Potential Triggering Mechanisms of Long-Runout Catastrophic Rock Avalanches in the Nooksack River Basin, Whatcom County, Washington
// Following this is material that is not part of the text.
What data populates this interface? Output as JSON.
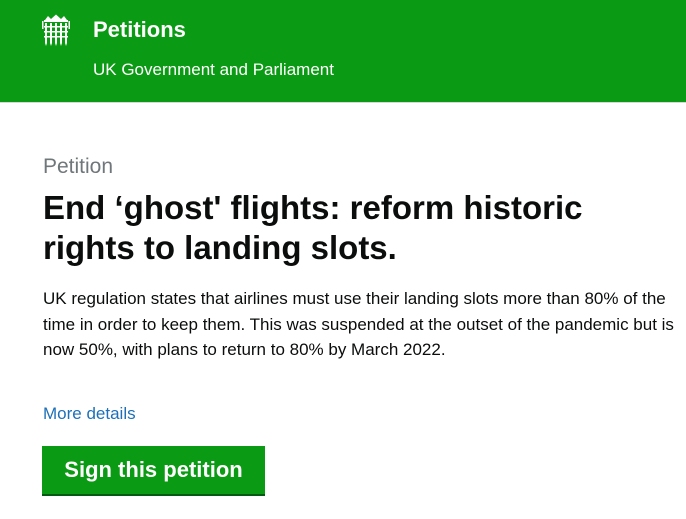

The Cascade foothills east of Bellingham, WA in Central Whatcom County (Fig. 1) preserve a remarkable concentration of large rock avalanche deposits. These deposits present an excellent opportunity to test ideas related to potential triggering mechanisms (i.e., the causes) of such landslides. Though widely dated, common triggering mechanisms include ground accelerations during earthquakes, increased pore-water pressure from heavy precipitation events, or recent glacial or fluvial debuttressing of hillslopes. I examine each of these potential triggering mechanisms by determining landslide collapse ages through two independent dating methods: radiocarbon dating (14C) and cosmogenic radionuclide exposure dating (CRN). Collapse ages of these deposits are compared to known local or regional paleoseismic events (e.g., Cascadia Subduction Zone or Boulder Creek Fault ruptures; Fig. 2). For 14C dating, organic macrofossils (e.g. twigs, logs, seeds, etc.) were collected from sediment cores (Fig. 3) of bogs (e.g., Fig. 4 – C, E, D, H, I) formed on top of landslide debris fields. For CRN dating, rock samples were collected from the tops of large (> 3 m) boulders in boulder fields of each deposit (e.g., Fig. 4 - A, F, J) and will be analyzed at the University of Vermont - Community Cosmogenic Facility. If these rock avalanches were triggered by earthquakes, their ages should overlap with known paleoseismic events (Fig. 2). Conversely, other triggers should show different temporal distributions: glacial debuttressing should cluster immediately after deglaciation (Fig. 2), whereas precipitation triggering or fluvial debuttressing should display a more stochastic temporal pacing. To date (May 2020) we have collected 6 sediment cores, recovered 11 14C samples, and 9 CRN boulder samples. Unfortunately, the COVID-19 situation has delayed results for this study. We are awaiting the reopening of 14C-AMS facilities before more direct age control can be established.